BYT | October 16, 2012

I just emailed ChargePoint about constant offenders in ICEs parking in the EV spots and all other spots are also occupied around it. Wonder what they will say about it. Requested advice out of curiosity and sent them a photo with CP locations.

mrspaghetti | October 16, 2012


if a charger is at a privately-owned property I wonder if they would tow the offender if you complained?

BYT | October 16, 2012

It's at a public park

mrspaghetti | October 17, 2012


And I assume in your locality there is no provision for ticketing/towing non-EVs in charging spots?

BYT | October 17, 2012
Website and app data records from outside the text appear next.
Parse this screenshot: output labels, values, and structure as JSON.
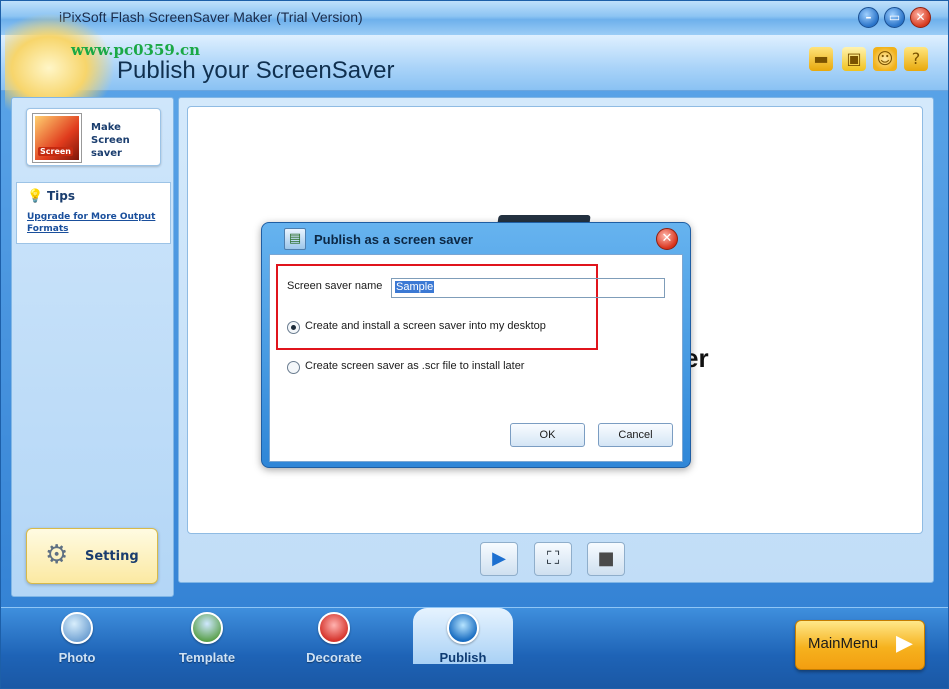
{
  "window": {
    "title": "iPixSoft Flash ScreenSaver Maker (Trial Version)",
    "controls": {
      "minimize": "–",
      "maximize": "▭",
      "close": "✕"
    }
  },
  "header": {
    "watermark": "www.pc0359.cn",
    "subtitle": "Publish your ScreenSaver",
    "icons": [
      "folder-icon",
      "save-icon",
      "help-person-icon",
      "help-question-icon"
    ]
  },
  "sidebar": {
    "make": {
      "label_line1": "Make",
      "label_line2": "Screen saver",
      "thumb_text": "Screen"
    },
    "tips": {
      "title": "Tips",
      "link": "Upgrade for More Output Formats"
    },
    "setting": {
      "label": "Setting"
    }
  },
  "preview": {
    "background_text": "er"
  },
  "controls": {
    "play": "▶",
    "fullscreen": "⛶",
    "stop": "■"
  },
  "dialog": {
    "title": "Publish as a screen saver",
    "name_label": "Screen saver name",
    "name_value": "Sample",
    "option_install": "Create and install a screen saver into my desktop",
    "option_scr": "Create screen saver as .scr file to install later",
    "selected_option": "install",
    "ok": "OK",
    "cancel": "Cancel",
    "highlight_color": "#e0141c"
  },
  "bottom_nav": {
    "tabs": [
      {
        "label": "Photo"
      },
      {
        "label": "Template"
      },
      {
        "label": "Decorate"
      },
      {
        "label": "Publish",
        "active": true
      }
    ],
    "main_menu": "MainMenu"
  }
}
I have no clue, how would I look that up? I think that even here where the EV is picking up speed fast that there would be a stronger push to enforce those spaces. There are unfortunately a lot of inconsiderate people who don't care as well. Got to give them a reason to "care" in the future or else those spots are meaningless.

stevenmaifert | October 17, 2012

BYT - Municipalities are going to have to address this. Here in San Diego, we have Car2Go vehicles sitting idle in public EV charging spaces. We emailed our local rep about it and await her reply.

mrspaghetti | October 17, 2012


Unfortunately I don't think it's that they're inconsiderate. I think they're intentionally sticking it to EV drivers.

BYT | October 17, 2012

Either way, inconvieniancing them with a tow would make them think twice about doing it again.

Vawlkus | October 18, 2012

I'd rather knife all four of their tires in the sidewall, but I'm vindictive that way.

BYT | October 18, 2012

Here was the reply from ChargePoint:

Thank you for contacting ChargePoint customer support.

I apologize for your recent experience being blocked by ICE vehicles. At ChargePoint, we encourage all station owners to do everything possible to designate parking spaces for EV charging and to regulate occupancy. We understand the need to build good driver and station etiquette into the process in this regard and hope to see progress as this industry matures.

Currently, California is the only state that has passed laws that regulate occupancy of EV parking spaces and charging.

Thank you for contacting ChargePoint Support.

Klaus | October 18, 2012

Florida has passed a law as well. $35 fine.

louis | November 22, 2013

Tesla could solve this by building in a charge port on the passenger side of the car too.

Chuck Lusin | November 22, 2013

Two charge ports would be nice for two Tesla families.

logicalthinker | November 22, 2013

+1 Louis

jbunn | November 22, 2013

I used a municipal charger last week, but the install location was pretty bad. It was a dual 1772, with the cord coming out each side of the pedestal. It's intended to be placed in front of the parking slot, but this was located on the curb. The other driver had to pull the cord across the top of his hood to get to his front port (He was there before me, but probably after someone else). I was not able to get the cable over the top of my car from passenger front to driver rear. I finally decided to park on the wrong way against the curb, hoping I would not get a ticket. And by "municipal", I mean in front of the police station and city hall...

Fortunately, nobody bothered me in the hour or two I was there. I'm hoping they looked at the situation, and realized that was the only way to make this work.

I've gotten pretty good at backing this big car up for charging, I admit.

shop | November 22, 2013

The public chargers I've seen usually have long cords.